    • - The study of the behaviour of individuals and groups within a political environment - Study areas: structuring of conflicts, allocations of power, how people manipulate power for individual self-interest Challenges and Opportunities of Organizational Behaviour Organizational Behavior is a field of study that investigates the impact that individuals, groups, and structure have on behavior within the organizations and its effective use for the purpose of such knowledge towards improving its performance. Similar to the evolution of man and its environment there has been a substantial change in the approach for better productivity within an organization through the brainstorming efforts applied by a good manager. Understanding organizational behavior within a corporation and particularly the factors influencing the organizational behavior of a single entity has become the key to the success of any manager. There is no one single approach to organizational behavior which is best for all organizations; instead, companies must evolve the system which works best for them with the help of effective planning and technological support which changes over time as their environment and the individuals within that environment change. Challenges and opportunitiesges and unities for OB • Responding to Globalization – Increased foreign assignments – Working with people from different cultures – Coping with anti-capitalism backlash – Overseeing movement of jobs to countries with low- cost labor – Managing people during the war on terror. • Managing Workforce Diversity – Embracing diversity – Changing U.S. demographics – Implications for managers * Recognizing and responding to differences • Improving Quality and Productivity

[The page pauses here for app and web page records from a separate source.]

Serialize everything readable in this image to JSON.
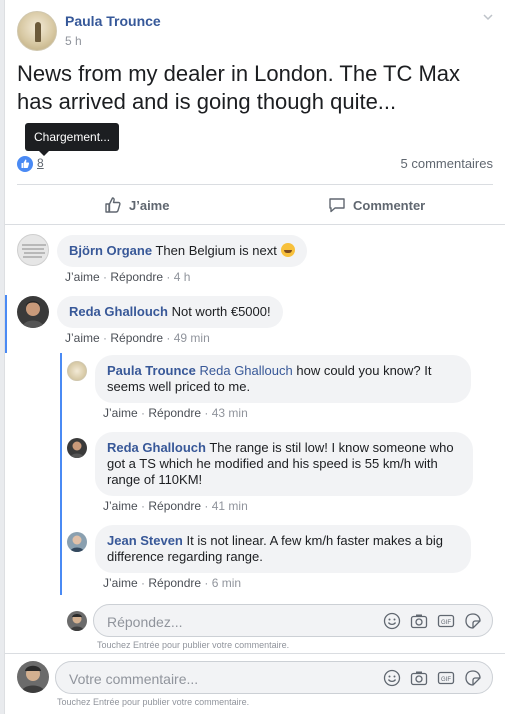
{
  "post": {
    "author": "Paula Trounce",
    "time": "5 h",
    "text": "News from my dealer in London. The TC Max has arrived and is going though quite...",
    "likes": "8",
    "comments_count": "5 commentaires",
    "tooltip": "Chargement..."
  },
  "actions": {
    "like": "J’aime",
    "comment": "Commenter"
  },
  "comments": [
    {
      "name": "Björn Organe",
      "text": "Then Belgium is next",
      "like": "J’aime",
      "reply": "Répondre",
      "time": "4 h"
    },
    {
      "name": "Reda Ghallouch",
      "text": "Not worth €5000!",
      "like": "J’aime",
      "reply": "Répondre",
      "time": "49 min"
    }
  ],
  "replies": [
    {
      "name": "Paula Trounce",
      "tag": "Reda Ghallouch",
      "text": "how could you know? It seems well priced to me.",
      "like": "J’aime",
      "reply": "Répondre",
      "time": "43 min"
    },
    {
      "name": "Reda Ghallouch",
      "text": "The range is stil low! I know someone who got a TS which he modified and his speed is 55 km/h with range of 110KM!",
      "like": "J’aime",
      "reply": "Répondre",
      "time": "41 min"
    },
    {
      "name": "Jean Steven",
      "text": "It is not linear. A few km/h faster makes a big difference regarding range.",
      "like": "J’aime",
      "reply": "Répondre",
      "time": "6 min"
    }
  ],
  "reply_input": {
    "placeholder": "Répondez...",
    "hint": "Touchez Entrée pour publier votre commentaire."
  },
  "comment_input": {
    "placeholder": "Votre commentaire...",
    "hint": "Touchez Entrée pour publier votre commentaire."
  },
  "colors": {
    "link": "#385898",
    "accent": "#4a8af4",
    "muted": "#90949c"
  }
}
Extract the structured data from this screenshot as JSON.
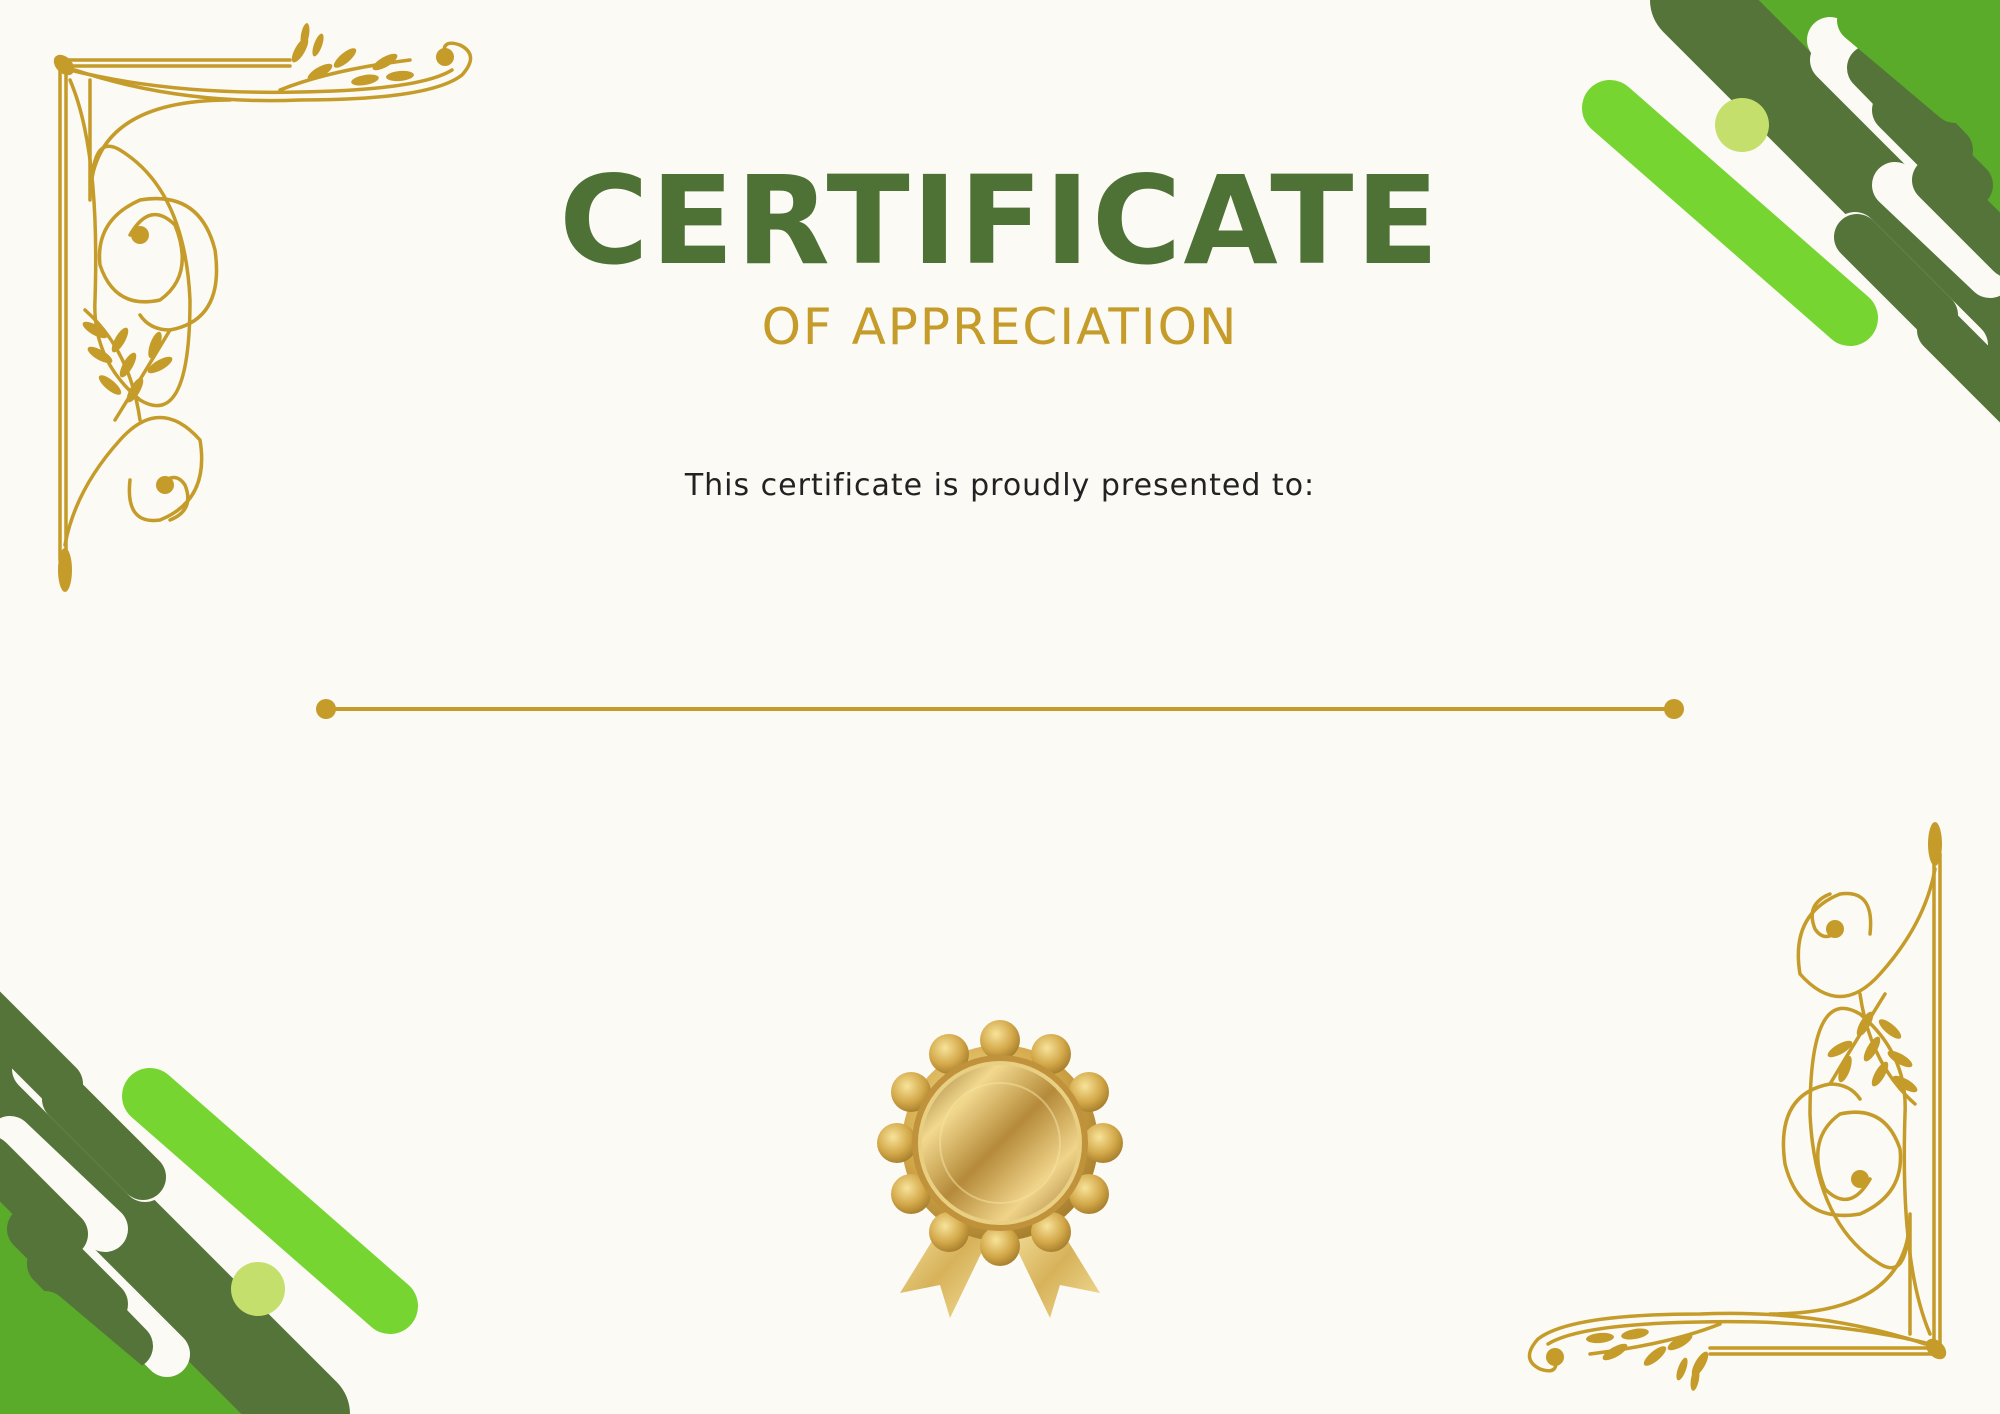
{
  "certificate": {
    "title": "CERTIFICATE",
    "subtitle": "OF APPRECIATION",
    "presented_line": "This certificate is proudly presented to:"
  },
  "decor": {
    "corner_ornaments": [
      "gold-floral-corner-ornament",
      "gold-floral-corner-ornament"
    ],
    "corner_shapes": [
      "green-diagonal-pill-shapes",
      "green-diagonal-pill-shapes"
    ],
    "medal": "gold-seal-medal-icon"
  },
  "colors": {
    "background": "#fbfaf4",
    "title": "#4e7135",
    "gold": "#c59b2a",
    "text": "#222222",
    "dark_green": "#55743a",
    "bright_green": "#76d531",
    "mid_green": "#5bab2b",
    "pale_green": "#c5df6c"
  }
}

    • – Quality management (QM) – Process reengineering • Responding to the Labor Shortage – Changing work force demographics – Fewer skilled laborers – Early retirements and older workers • Improving Customer Service – Increased expectation of service quality – Customer-responsive cultures 1: Changing Social/ Cultural Environment National culture Organizational ethics and well-being Diverse work force 2: Evolving Global Environment Understanding Global Differences... [continues]